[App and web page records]
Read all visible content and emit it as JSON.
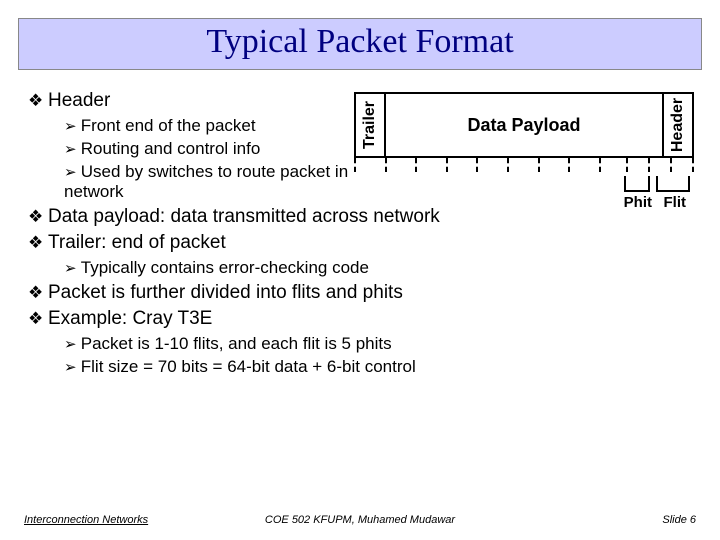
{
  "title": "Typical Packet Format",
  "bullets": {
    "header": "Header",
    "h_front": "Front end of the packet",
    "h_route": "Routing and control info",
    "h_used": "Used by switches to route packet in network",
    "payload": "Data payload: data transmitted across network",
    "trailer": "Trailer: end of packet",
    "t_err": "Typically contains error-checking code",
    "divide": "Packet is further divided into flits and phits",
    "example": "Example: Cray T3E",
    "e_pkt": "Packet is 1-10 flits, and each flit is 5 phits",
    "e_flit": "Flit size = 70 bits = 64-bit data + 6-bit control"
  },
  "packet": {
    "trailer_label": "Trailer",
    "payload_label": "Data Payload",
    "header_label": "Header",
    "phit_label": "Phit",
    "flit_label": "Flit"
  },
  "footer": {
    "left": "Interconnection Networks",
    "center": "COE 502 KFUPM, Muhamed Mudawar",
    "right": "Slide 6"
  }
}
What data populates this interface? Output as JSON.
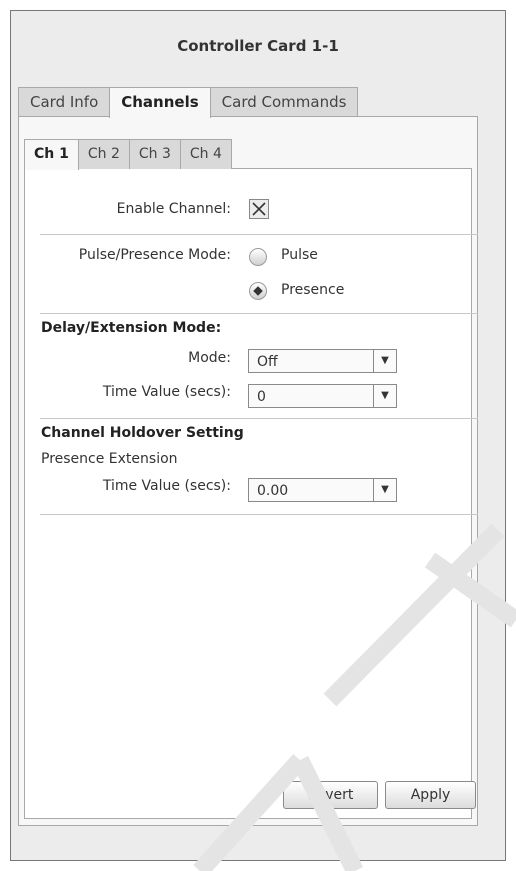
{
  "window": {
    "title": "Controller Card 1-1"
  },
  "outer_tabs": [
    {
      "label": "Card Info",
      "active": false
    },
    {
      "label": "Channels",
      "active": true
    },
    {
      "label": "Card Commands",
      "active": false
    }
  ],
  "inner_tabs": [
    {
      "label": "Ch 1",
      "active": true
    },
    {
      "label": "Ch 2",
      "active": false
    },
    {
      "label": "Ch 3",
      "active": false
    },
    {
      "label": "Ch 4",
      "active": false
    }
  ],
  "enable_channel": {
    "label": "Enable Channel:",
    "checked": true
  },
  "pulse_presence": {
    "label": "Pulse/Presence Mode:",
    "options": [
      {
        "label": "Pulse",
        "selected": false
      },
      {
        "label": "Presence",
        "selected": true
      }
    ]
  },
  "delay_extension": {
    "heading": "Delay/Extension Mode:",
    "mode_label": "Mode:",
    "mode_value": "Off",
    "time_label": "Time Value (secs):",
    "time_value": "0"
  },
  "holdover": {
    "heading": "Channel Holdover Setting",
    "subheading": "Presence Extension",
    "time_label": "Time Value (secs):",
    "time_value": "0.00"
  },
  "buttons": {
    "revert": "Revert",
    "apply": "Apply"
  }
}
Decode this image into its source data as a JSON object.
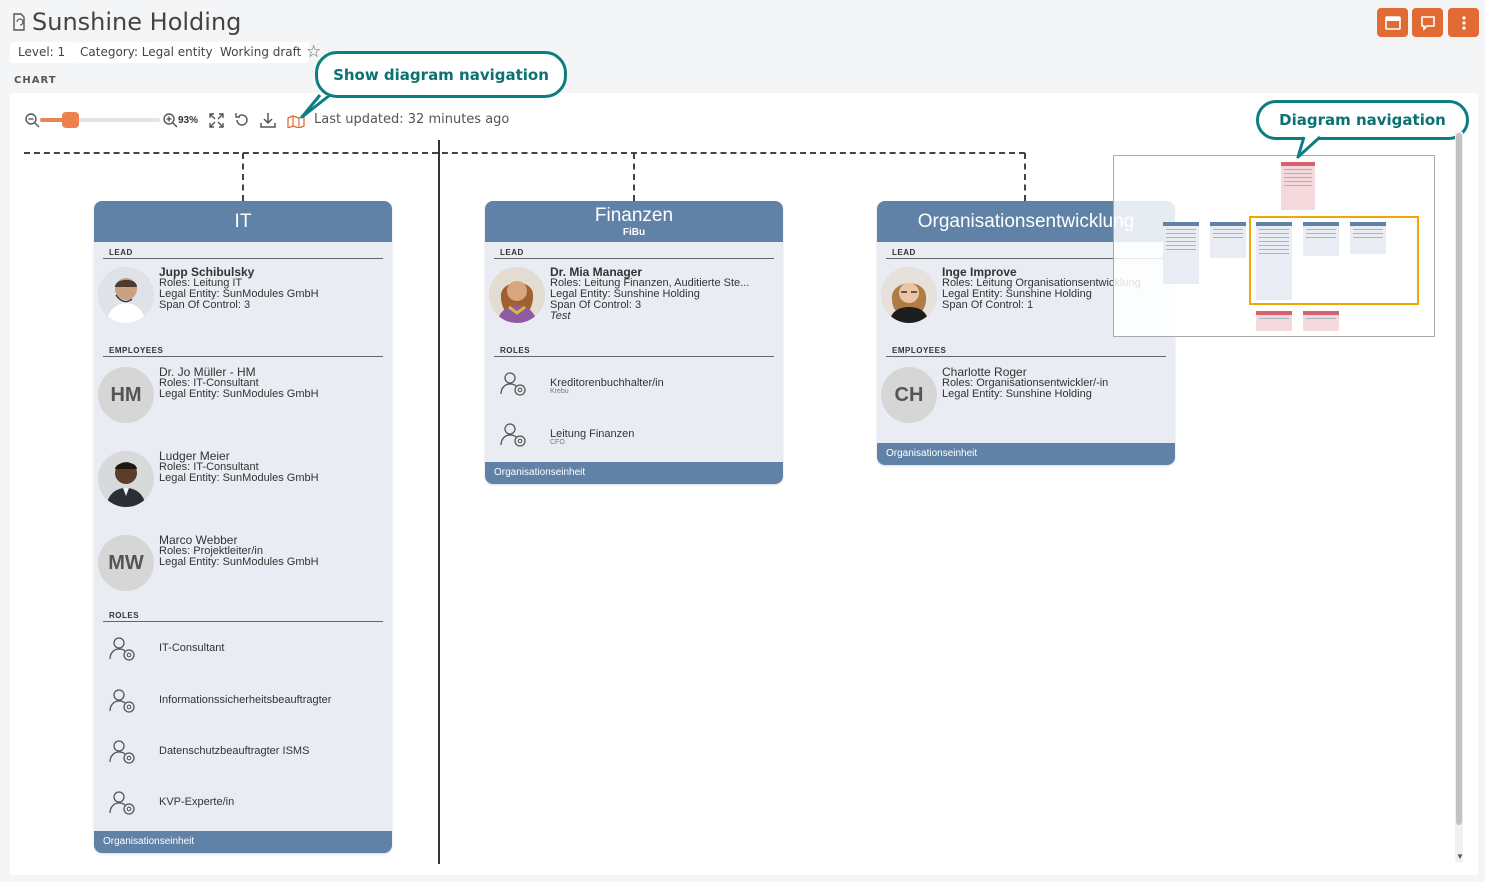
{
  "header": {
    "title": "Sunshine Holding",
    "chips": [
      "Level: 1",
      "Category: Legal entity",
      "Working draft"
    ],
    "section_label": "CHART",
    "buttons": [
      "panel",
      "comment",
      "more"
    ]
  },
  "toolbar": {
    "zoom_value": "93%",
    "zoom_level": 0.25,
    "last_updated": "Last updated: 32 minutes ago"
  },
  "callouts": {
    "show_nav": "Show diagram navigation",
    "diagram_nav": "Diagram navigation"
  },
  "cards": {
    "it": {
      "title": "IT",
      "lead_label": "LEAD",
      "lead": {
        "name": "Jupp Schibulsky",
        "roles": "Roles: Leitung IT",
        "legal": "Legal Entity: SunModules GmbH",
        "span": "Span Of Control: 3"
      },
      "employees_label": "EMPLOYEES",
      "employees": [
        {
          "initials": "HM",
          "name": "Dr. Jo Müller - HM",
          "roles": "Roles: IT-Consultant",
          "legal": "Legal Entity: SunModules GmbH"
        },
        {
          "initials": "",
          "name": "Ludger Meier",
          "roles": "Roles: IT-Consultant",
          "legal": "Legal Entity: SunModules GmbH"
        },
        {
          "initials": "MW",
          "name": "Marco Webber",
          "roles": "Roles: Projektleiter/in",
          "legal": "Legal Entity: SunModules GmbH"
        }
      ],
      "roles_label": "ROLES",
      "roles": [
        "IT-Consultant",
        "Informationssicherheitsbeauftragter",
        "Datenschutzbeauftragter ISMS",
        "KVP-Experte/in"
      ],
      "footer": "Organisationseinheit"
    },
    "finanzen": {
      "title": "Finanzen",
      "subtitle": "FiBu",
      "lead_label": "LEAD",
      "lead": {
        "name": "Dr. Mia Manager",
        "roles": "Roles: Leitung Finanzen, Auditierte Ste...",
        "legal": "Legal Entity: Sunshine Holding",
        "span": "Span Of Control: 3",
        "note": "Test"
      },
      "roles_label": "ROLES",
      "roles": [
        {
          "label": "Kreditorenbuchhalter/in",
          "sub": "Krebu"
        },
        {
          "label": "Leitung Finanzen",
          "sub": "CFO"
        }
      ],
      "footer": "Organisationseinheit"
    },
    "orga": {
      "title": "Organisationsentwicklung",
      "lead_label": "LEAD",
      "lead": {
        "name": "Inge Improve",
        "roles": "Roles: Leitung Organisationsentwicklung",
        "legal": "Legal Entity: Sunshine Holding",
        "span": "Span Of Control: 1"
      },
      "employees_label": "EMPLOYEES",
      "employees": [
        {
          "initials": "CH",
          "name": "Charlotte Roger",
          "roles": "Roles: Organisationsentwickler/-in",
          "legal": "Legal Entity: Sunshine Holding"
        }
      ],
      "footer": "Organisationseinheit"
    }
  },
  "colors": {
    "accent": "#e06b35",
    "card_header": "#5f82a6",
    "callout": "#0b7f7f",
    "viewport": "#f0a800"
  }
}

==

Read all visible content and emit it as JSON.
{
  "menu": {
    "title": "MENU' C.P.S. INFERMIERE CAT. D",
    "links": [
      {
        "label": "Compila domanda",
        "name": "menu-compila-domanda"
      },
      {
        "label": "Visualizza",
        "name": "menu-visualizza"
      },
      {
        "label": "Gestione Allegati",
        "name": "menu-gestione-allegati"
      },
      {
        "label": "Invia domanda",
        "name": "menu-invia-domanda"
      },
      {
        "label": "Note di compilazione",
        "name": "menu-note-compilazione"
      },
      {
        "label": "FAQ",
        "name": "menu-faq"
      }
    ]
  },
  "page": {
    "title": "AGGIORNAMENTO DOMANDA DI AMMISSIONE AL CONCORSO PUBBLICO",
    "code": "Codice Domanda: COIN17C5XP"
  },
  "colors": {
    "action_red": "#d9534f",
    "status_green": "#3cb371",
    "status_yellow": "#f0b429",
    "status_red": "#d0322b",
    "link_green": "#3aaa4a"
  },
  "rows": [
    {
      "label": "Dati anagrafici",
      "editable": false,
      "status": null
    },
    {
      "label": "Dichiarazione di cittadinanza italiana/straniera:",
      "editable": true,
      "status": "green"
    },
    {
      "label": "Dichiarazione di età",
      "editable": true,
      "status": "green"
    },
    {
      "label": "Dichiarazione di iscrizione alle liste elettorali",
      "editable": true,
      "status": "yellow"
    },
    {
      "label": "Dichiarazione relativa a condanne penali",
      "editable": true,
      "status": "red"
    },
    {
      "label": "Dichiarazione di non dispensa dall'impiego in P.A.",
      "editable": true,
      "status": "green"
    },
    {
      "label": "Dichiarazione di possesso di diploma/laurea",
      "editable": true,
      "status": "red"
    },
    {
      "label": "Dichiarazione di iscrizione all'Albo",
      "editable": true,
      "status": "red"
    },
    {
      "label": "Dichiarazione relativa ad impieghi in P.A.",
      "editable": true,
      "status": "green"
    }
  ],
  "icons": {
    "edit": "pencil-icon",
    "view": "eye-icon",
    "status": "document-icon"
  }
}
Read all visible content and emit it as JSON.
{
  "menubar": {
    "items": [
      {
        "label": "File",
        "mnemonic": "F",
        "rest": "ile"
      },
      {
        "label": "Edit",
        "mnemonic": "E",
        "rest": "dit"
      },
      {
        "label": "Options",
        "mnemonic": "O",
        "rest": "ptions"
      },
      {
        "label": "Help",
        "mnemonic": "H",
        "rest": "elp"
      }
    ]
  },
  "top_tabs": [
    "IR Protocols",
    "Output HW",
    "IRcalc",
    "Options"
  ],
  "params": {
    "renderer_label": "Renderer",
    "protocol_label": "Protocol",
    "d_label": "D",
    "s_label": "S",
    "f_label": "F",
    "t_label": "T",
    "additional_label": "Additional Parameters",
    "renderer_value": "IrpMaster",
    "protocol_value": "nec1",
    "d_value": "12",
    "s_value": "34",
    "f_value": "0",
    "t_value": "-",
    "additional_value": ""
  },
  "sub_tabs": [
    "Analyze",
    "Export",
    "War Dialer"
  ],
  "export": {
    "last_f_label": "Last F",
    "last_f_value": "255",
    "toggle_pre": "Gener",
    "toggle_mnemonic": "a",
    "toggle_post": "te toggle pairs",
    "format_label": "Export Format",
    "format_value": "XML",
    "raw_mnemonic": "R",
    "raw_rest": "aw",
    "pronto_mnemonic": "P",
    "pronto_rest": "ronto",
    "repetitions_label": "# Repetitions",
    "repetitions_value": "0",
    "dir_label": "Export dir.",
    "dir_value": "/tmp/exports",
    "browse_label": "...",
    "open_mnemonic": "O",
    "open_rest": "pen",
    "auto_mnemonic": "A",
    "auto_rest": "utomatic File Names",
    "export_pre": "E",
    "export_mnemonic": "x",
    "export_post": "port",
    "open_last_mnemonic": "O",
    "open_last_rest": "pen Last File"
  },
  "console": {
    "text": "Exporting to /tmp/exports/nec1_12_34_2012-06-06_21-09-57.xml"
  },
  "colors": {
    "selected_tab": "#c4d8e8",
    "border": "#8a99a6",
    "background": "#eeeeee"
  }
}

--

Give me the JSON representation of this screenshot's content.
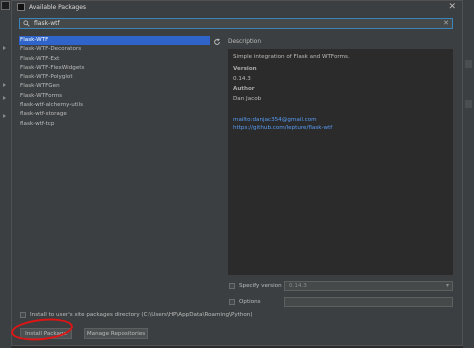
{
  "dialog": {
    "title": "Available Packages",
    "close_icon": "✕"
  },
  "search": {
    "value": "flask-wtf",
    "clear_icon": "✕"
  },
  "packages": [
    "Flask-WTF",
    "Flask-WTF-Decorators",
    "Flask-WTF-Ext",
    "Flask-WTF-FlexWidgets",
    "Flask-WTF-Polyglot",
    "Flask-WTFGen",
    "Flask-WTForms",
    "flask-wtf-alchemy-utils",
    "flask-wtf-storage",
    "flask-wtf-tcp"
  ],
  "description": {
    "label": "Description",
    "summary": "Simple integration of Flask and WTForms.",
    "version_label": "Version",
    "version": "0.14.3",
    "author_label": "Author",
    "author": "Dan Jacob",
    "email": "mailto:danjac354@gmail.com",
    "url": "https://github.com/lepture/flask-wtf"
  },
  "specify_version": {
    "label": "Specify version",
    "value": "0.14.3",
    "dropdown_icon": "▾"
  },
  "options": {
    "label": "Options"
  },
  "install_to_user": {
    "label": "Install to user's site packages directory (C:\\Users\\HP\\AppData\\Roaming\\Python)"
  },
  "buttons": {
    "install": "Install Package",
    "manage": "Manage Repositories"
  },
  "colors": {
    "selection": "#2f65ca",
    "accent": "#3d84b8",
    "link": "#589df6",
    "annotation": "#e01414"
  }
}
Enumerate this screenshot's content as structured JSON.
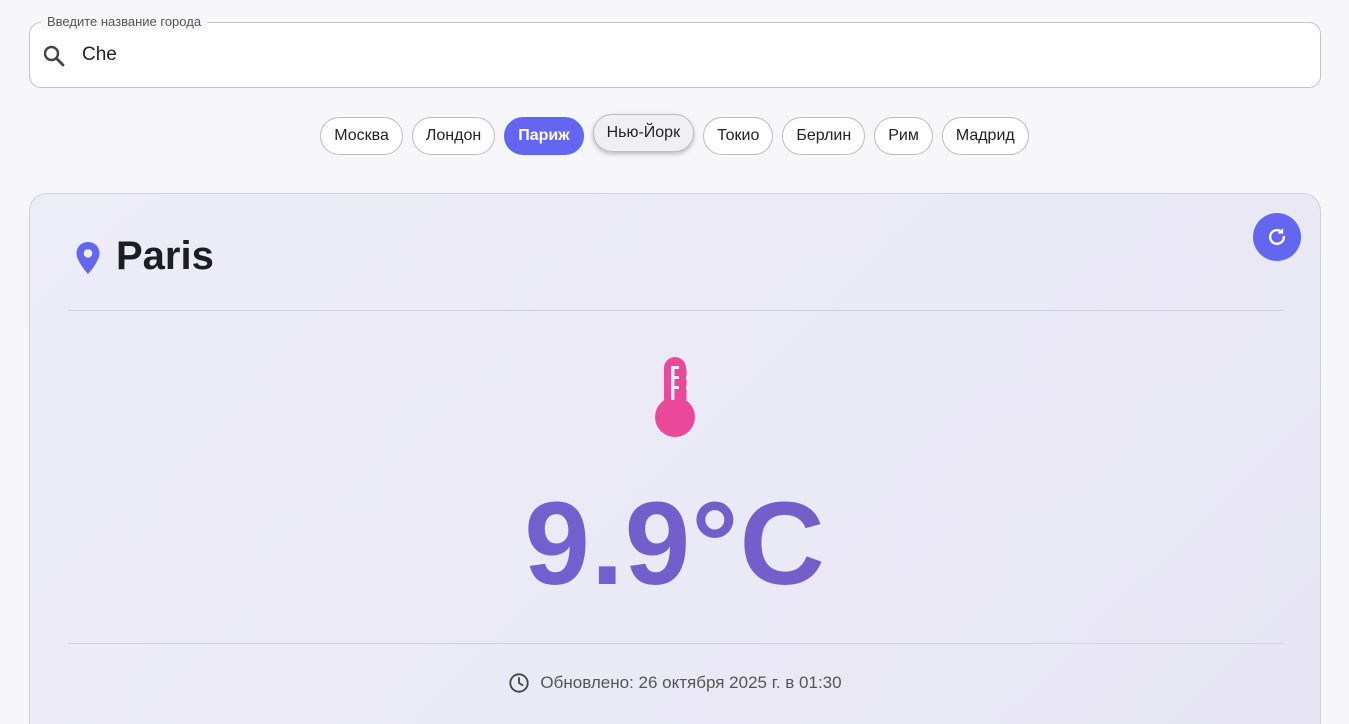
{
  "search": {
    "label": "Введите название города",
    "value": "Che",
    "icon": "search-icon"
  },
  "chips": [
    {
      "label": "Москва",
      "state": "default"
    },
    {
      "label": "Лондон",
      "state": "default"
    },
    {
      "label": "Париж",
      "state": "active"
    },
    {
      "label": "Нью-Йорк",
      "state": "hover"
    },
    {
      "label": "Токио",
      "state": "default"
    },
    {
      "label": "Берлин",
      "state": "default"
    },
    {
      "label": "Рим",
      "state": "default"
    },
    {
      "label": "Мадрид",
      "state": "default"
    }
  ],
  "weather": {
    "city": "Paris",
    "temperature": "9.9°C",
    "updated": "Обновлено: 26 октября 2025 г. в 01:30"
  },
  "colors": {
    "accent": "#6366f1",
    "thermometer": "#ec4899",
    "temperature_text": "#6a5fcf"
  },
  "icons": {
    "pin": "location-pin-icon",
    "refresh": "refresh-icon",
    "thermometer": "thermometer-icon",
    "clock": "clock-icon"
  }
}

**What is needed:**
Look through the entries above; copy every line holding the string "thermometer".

**Task output:**
    "thermometer": "#ec4899",
    "thermometer": "thermometer-icon",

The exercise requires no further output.